The People v. Clinton Britt


(5-2, Judges Wilson and Rivera dissenting)

Issue before the Court: (1) was the evidence of Mr. Britt’s “intent to defraud, deceive or injure another” under Penal Law § 170.30 legally sufficient where he had $300 in counterfeit bills rubber-banded in a separate pants pocket?  (2) could the police officer forcibly detain Mr. Britt, who was drinking something from a brown paper bag, then ran into a commercial attraction in Times Square when the officer approached?


Held: Yes and yes, over a scathing Judge Wilson dissent.  As to the legal sufficiency issue, the majority acknowledged that, under its own precedent (People v. Bailey, 13 N.Y.3d 67 [2009]), possession of counterfeit bills, doesn’t itself establish intent to defraud (i.e., to pass the bills).  However, the majority distinguished Bailey, where the defendant possessed a smaller amount of counterfeit currency ($30), and the bills weren’t segregated from the defendant’s genuine bills. A Secret Service agent had testified at Mr. Britt’s trial that people who pass counterfeit currency will separate their counterfeit currency from their genuine bills.  As to the forcible detention, the majority found sufficient evidence in the record to support the mixed-law-and-fact determination that defendant, by drinking from a concealed container and then fleeing, “had committed, or was committing, a crime.”  (The majority also rejected the defendant’s challenge to the testimony of the Secret Service agent, finding defense counsel’s one-word “Objection” during the testimony inadequate to preserve the issue that he was not qualified to give expert testimony.). 

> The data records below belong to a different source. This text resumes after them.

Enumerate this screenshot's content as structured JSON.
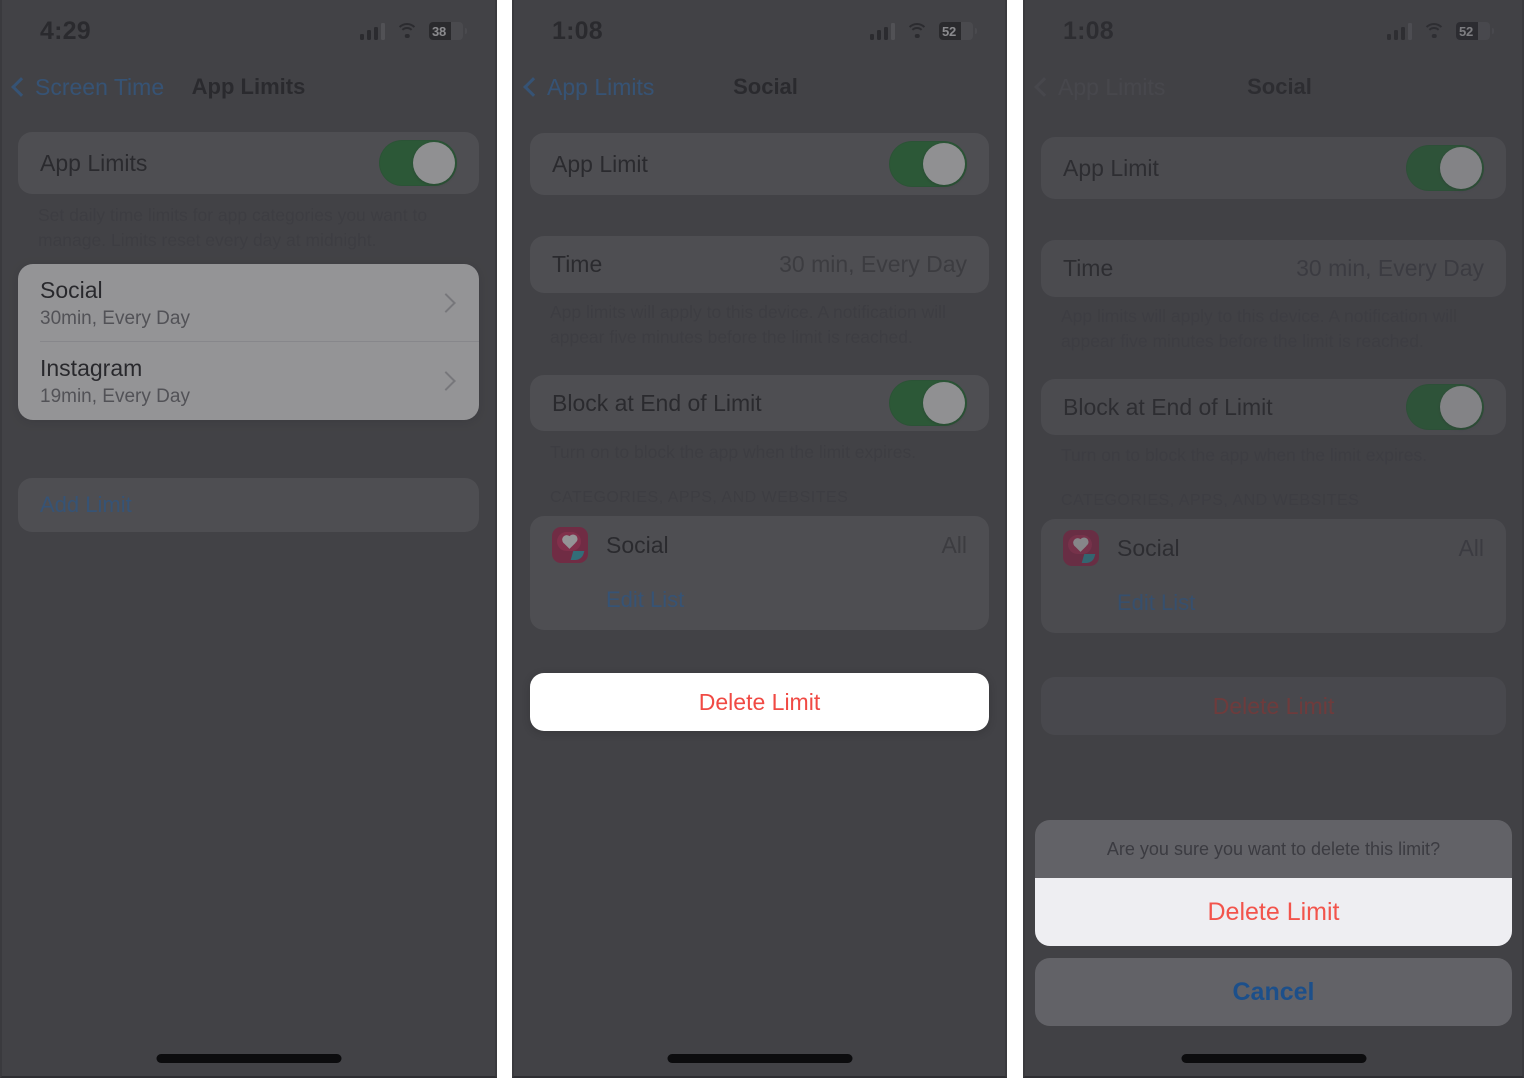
{
  "panels": [
    {
      "status": {
        "time": "4:29",
        "battery_level": "38",
        "signal_icon": "cellular-signal-icon",
        "wifi_icon": "wifi-icon",
        "battery_icon": "battery-icon"
      },
      "nav": {
        "back_label": "Screen Time",
        "title": "App Limits",
        "back_icon": "chevron-left-icon"
      },
      "app_limits_row": {
        "label": "App Limits",
        "toggle_on": true
      },
      "footnote": "Set daily time limits for app categories you want to manage. Limits reset every day at midnight.",
      "limits": [
        {
          "title": "Social",
          "subtitle": "30min, Every Day",
          "chevron_icon": "chevron-right-icon"
        },
        {
          "title": "Instagram",
          "subtitle": "19min, Every Day",
          "chevron_icon": "chevron-right-icon"
        }
      ],
      "add_limit_label": "Add Limit"
    },
    {
      "status": {
        "time": "1:08",
        "battery_level": "52"
      },
      "nav": {
        "back_label": "App Limits",
        "title": "Social"
      },
      "app_limit_row": {
        "label": "App Limit",
        "toggle_on": true
      },
      "time_row": {
        "label": "Time",
        "value": "30 min, Every Day"
      },
      "time_footnote": "App limits will apply to this device. A notification will appear five minutes before the limit is reached.",
      "block_row": {
        "label": "Block at End of Limit",
        "toggle_on": true
      },
      "block_footnote": "Turn on to block the app when the limit expires.",
      "section_header": "CATEGORIES, APPS, AND WEBSITES",
      "category": {
        "name": "Social",
        "value": "All",
        "icon": "social-category-icon"
      },
      "edit_list_label": "Edit List",
      "delete_label": "Delete Limit"
    },
    {
      "status": {
        "time": "1:08",
        "battery_level": "52"
      },
      "nav": {
        "back_label": "App Limits",
        "title": "Social"
      },
      "app_limit_row": {
        "label": "App Limit",
        "toggle_on": true
      },
      "time_row": {
        "label": "Time",
        "value": "30 min, Every Day"
      },
      "time_footnote": "App limits will apply to this device. A notification will appear five minutes before the limit is reached.",
      "block_row": {
        "label": "Block at End of Limit",
        "toggle_on": true
      },
      "block_footnote": "Turn on to block the app when the limit expires.",
      "section_header": "CATEGORIES, APPS, AND WEBSITES",
      "category": {
        "name": "Social",
        "value": "All",
        "icon": "social-category-icon"
      },
      "edit_list_label": "Edit List",
      "delete_label": "Delete Limit",
      "action_sheet": {
        "message": "Are you sure you want to delete this limit?",
        "destructive_label": "Delete Limit",
        "cancel_label": "Cancel"
      }
    }
  ],
  "colors": {
    "accent_blue": "#2f6fb5",
    "destructive_red": "#f04a44",
    "toggle_green": "#1a7a2e",
    "screen_bg": "#4a4a4e",
    "card_white": "#ffffff"
  }
}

Judge Wilson called out the majority on both issues.  For the majority to find the evidence of intent legally sufficient was “inexplicable” and overturned Bailey. In particular, that Mr. Britt had the counterfeit bills segregated was equally consistent with not intending to pass it at all. As such, that fact “had zero probative value as to intent” and therefore was not relevant evidence on which a trier of fact could rely.  


On the reasonable suspicion issue, Judge Wilson called this a “regression” to “policing based on stereotypes.” He criticized the legal basis for the seizure, correctly observing that drinking from an open container is a violation, not a crime. He also looked at the “larger context,” questioning how recent policies decriminalizing relatively minor offenses can be squared with chasing and forcibly detaining a man who was drinking from an open container, and then imprisoning him for years —  at taxpayer expense and causing harm to those who rely on him —  because he possessed $300 of counterfeit money. Judge Wilson’s dissent should be read in full, as it both excoriates this prosecution and humanizes Mr. Britt, something we rarely see from the courts, let alone the Court of Appeals. 

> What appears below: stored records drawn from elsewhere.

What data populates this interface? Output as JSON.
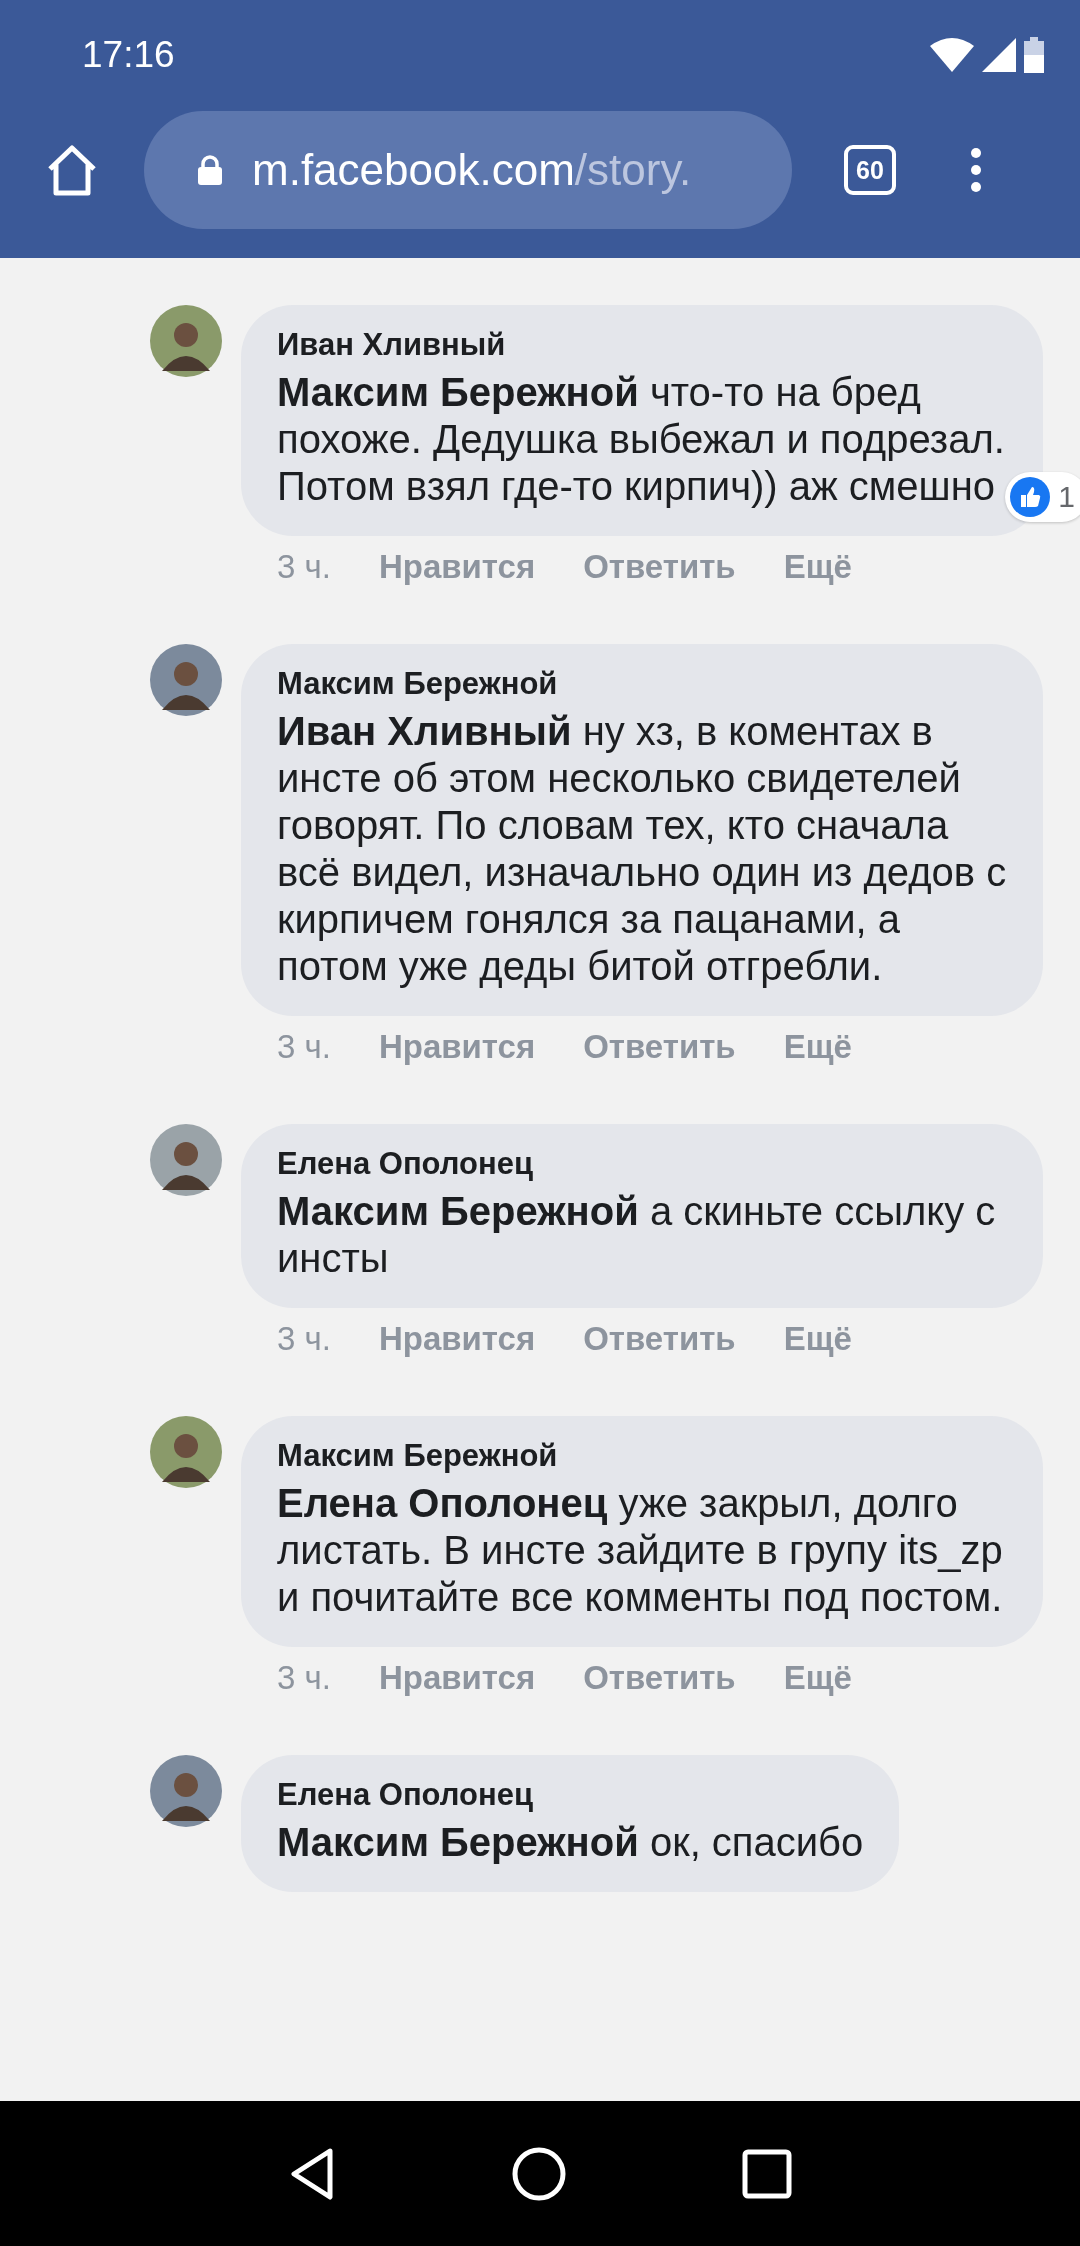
{
  "status_bar": {
    "time": "17:16"
  },
  "browser": {
    "url_host": "m.facebook.com",
    "url_path": "/story.",
    "tab_count": "60"
  },
  "comments": [
    {
      "author": "Иван Хливный",
      "text": "**Максим Бережной** что-то на бред похоже. Дедушка выбежал и подрезал. Потом взял где-то кирпич)) аж смешно",
      "time": "3 ч.",
      "actions": [
        "Нравится",
        "Ответить",
        "Ещё"
      ],
      "reaction_count": "1"
    },
    {
      "author": "Максим Бережной",
      "text": "**Иван Хливный** ну хз, в коментах в инсте об этом несколько свидетелей говорят. По словам тех, кто сначала всё видел, изначально один из дедов с кирпичем гонялся за пацанами, а потом уже деды битой отгребли.",
      "time": "3 ч.",
      "actions": [
        "Нравится",
        "Ответить",
        "Ещё"
      ]
    },
    {
      "author": "Елена Ополонец",
      "text": "**Максим Бережной** а скиньте ссылку с инсты",
      "time": "3 ч.",
      "actions": [
        "Нравится",
        "Ответить",
        "Ещё"
      ]
    },
    {
      "author": "Максим Бережной",
      "text": "**Елена Ополонец** уже закрыл, долго листать. В инсте зайдите в групу its_zp и почитайте все комменты под постом.",
      "time": "3 ч.",
      "actions": [
        "Нравится",
        "Ответить",
        "Ещё"
      ]
    },
    {
      "author": "Елена Ополонец",
      "text": "**Максим Бережной** ок, спасибо"
    }
  ]
}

CAL Observes: Judge Wilson called out this racist and classist seizure and prosecution for what it was.  Advocates should use his dissent to support similar arguments, often the most apparent in search and seizure cases.  And humanizing our clients, even if not directly relevant to the legal issue, is important.  At least some judges may hear you.